Last month, Cause of Action Institute (“CoA Institute”) detailed how it intended to investigate rumors of the Trump Administration directing federal agencies to ignore “oversight requests” from Democratic legislators.  Reports of the “new policy” sent the transparency community into a frenzy, particularly as they came on the heels of an opinion letter from the Department of Justice’s Office of Legal Counsel that corroborated much of the scuttlebutt. As part of its investigation, CoA Institute sent a FOIA request to the General Services Administration (“GSA”) seeking access to various records concerning the agency’s policies or procedures for handling congressional oversight requests, congressional requests for information, and congressional requests from individual Members for the disclosure of agency documents.  We also requested copies of records evidencing any White House directives on pre-production consultation or review of requests from Congress or under the FOIA.

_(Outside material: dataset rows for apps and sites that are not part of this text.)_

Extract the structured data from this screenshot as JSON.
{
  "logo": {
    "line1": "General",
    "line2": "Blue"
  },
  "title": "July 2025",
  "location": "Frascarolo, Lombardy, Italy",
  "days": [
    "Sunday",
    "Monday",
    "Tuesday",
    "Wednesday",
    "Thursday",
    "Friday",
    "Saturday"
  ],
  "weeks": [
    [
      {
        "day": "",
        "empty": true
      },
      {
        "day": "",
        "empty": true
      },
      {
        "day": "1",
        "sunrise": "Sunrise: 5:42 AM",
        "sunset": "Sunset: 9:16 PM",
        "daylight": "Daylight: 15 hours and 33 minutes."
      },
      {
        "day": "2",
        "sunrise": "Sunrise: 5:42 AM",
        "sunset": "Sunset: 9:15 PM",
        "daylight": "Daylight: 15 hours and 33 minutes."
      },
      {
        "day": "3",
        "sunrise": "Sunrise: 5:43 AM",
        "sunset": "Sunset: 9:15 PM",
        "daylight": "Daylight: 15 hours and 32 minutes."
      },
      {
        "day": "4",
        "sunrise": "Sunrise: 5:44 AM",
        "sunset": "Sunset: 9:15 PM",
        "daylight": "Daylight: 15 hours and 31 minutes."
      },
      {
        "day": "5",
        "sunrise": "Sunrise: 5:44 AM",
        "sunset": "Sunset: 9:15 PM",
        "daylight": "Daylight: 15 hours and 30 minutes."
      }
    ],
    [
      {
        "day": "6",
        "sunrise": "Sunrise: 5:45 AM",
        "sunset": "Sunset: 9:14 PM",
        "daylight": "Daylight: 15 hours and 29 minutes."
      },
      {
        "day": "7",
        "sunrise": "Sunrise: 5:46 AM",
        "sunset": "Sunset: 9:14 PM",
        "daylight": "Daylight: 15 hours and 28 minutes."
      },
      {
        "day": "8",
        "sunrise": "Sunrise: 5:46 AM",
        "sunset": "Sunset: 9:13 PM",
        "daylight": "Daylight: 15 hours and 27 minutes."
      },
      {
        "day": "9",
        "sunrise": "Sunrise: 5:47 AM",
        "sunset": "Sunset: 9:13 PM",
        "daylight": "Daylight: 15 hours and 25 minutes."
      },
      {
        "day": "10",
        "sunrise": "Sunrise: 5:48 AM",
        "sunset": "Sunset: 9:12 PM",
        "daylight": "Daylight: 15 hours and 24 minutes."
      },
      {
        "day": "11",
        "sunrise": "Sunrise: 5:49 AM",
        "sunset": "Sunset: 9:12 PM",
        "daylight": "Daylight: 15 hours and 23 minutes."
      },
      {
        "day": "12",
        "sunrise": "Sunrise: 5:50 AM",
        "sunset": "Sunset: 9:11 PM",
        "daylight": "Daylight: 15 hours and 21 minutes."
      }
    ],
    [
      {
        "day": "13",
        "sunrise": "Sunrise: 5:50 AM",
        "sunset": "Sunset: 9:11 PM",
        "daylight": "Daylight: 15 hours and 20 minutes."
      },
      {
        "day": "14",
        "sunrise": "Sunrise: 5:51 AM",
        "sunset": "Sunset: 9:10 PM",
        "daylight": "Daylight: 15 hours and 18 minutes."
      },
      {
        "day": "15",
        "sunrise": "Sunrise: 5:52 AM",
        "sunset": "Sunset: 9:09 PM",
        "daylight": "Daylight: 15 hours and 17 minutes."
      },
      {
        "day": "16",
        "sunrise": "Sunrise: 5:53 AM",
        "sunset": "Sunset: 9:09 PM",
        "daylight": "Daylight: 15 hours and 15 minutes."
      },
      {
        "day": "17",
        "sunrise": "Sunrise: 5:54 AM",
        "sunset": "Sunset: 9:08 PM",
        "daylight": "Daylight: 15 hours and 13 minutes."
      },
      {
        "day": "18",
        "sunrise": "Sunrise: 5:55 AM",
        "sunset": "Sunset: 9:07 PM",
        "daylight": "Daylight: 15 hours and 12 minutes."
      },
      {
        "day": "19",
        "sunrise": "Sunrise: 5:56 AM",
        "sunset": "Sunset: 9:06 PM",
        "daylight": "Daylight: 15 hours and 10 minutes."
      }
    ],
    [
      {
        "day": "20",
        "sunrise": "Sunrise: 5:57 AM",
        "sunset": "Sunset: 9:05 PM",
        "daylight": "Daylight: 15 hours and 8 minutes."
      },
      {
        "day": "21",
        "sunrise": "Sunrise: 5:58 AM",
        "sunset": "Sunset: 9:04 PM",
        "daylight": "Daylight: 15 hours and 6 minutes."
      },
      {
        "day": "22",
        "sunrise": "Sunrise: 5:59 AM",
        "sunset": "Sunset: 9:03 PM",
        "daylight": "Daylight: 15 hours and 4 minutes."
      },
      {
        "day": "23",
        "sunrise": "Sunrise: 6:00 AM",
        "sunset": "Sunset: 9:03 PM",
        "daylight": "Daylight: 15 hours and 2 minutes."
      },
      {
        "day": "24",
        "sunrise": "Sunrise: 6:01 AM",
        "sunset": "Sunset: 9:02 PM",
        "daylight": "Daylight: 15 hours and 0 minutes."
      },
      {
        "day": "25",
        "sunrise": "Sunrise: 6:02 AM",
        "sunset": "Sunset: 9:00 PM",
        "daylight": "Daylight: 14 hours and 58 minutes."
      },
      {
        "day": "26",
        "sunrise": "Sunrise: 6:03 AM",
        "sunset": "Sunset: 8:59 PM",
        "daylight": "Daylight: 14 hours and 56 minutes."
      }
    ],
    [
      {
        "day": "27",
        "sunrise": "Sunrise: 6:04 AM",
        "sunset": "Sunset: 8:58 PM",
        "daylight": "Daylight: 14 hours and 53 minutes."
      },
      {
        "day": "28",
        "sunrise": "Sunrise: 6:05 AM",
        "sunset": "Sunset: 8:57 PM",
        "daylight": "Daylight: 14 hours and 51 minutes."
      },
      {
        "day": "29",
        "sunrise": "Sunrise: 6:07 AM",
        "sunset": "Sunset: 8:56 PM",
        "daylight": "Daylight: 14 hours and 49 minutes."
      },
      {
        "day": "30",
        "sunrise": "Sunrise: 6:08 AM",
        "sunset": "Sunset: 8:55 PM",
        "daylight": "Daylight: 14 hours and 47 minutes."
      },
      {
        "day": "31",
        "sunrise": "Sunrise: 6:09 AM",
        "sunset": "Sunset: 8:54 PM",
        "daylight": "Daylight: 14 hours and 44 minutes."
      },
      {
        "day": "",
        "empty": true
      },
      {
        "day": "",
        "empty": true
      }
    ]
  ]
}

Last week, the GSA provided its final response.  The response leaves much to be desired, as the agency released only two documents.  The first is a February 20, 2015 order regarding congressional and intergovernmental inquiries; the second is a previously-secret April 15, 2009 White House memo that CoA Institute first made publicly known in June 2013.  The GSA did not find (or at least did not produce) anything pertaining to the Trump Administration’s new policy to respond only to Republican congressional leadership.

The General Services Administration’s failure to locate relevant records is curious because its acting administrator, Timothy Horne, previously testified before Congress that “the [Trump] Administration has instituted a new policy that matters of oversight need to be requested by the Committee chair.”  Admittedly, he clarified that the White House itself hadn’t distributed a finalized, written version of its policy, but it stands to reason that the GSA would still have some record of its effort to formalize whatever oral directions were issued by the White House.  Similarly, to the extent the GSA may now be processing any congressional disclosure requests under the FOIA, the agency should have records concerning those policies and procedures.  None were given to CoA Institute.

We have filed an appeal challenging the adequacy of the General Services Administration’s search efforts.  And we are still waiting for the Office of Personnel Management to respond to a similar request.  In the meantime, CoA Institute remains committed to holding the Executive Branch accountable to one of the most important principles of good government: transparency.

Ryan Mulvey is Counsel at Cause of Action Institute.